> [PROMPT]
Could you find every line in the records below that contains the word "watermark" and copy it?

• • • • •

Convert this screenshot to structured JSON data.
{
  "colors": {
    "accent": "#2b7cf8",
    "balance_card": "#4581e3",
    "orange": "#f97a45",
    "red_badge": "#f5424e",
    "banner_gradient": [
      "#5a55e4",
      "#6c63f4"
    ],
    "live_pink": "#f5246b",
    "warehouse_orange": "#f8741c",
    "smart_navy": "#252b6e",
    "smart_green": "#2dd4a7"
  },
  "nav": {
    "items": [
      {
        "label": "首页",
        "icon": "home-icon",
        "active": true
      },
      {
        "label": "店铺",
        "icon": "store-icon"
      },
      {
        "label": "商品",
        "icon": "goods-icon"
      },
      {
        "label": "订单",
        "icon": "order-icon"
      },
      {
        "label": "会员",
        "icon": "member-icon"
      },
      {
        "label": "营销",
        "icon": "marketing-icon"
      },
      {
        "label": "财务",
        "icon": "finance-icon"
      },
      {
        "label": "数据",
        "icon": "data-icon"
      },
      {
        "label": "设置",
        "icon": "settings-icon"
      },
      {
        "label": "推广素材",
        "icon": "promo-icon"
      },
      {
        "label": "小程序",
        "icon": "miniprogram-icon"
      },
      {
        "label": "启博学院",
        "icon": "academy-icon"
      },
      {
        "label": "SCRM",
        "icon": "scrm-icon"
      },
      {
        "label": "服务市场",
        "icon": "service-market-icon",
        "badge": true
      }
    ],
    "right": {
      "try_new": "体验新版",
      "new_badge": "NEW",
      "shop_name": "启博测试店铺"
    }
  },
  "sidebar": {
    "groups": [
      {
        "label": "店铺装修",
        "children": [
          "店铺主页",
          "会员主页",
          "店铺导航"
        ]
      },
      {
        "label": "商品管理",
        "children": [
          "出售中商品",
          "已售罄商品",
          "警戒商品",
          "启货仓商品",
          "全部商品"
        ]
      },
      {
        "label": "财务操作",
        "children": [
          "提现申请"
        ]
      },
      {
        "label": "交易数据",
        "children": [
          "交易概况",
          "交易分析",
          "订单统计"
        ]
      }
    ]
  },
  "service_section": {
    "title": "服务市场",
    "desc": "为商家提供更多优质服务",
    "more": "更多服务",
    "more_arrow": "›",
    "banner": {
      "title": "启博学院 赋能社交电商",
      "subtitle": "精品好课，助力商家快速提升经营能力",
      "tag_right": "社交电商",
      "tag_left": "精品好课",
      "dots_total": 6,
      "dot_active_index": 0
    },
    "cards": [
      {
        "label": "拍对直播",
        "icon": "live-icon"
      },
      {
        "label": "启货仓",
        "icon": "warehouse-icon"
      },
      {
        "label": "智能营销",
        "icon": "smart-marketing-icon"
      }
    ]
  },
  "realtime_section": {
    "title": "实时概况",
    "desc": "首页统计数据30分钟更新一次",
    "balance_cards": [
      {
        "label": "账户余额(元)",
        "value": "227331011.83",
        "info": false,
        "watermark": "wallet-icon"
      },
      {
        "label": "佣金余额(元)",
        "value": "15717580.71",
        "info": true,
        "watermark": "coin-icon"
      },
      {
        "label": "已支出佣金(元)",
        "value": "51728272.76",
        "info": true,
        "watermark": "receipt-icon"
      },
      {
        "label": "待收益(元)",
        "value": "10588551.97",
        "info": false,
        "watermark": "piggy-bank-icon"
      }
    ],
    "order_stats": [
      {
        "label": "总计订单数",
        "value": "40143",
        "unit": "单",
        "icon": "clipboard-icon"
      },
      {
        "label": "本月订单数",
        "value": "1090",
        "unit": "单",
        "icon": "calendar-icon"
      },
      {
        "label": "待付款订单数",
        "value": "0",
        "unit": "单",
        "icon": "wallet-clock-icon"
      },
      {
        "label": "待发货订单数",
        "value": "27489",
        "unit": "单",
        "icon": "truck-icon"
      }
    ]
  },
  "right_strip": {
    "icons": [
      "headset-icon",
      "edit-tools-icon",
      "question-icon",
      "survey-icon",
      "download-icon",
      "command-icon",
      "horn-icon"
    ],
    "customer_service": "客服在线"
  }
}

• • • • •

> [REPLY]
        "watermark": "wallet-icon"
        "watermark": "coin-icon"
        "watermark": "receipt-icon"
        "watermark": "piggy-bank-icon"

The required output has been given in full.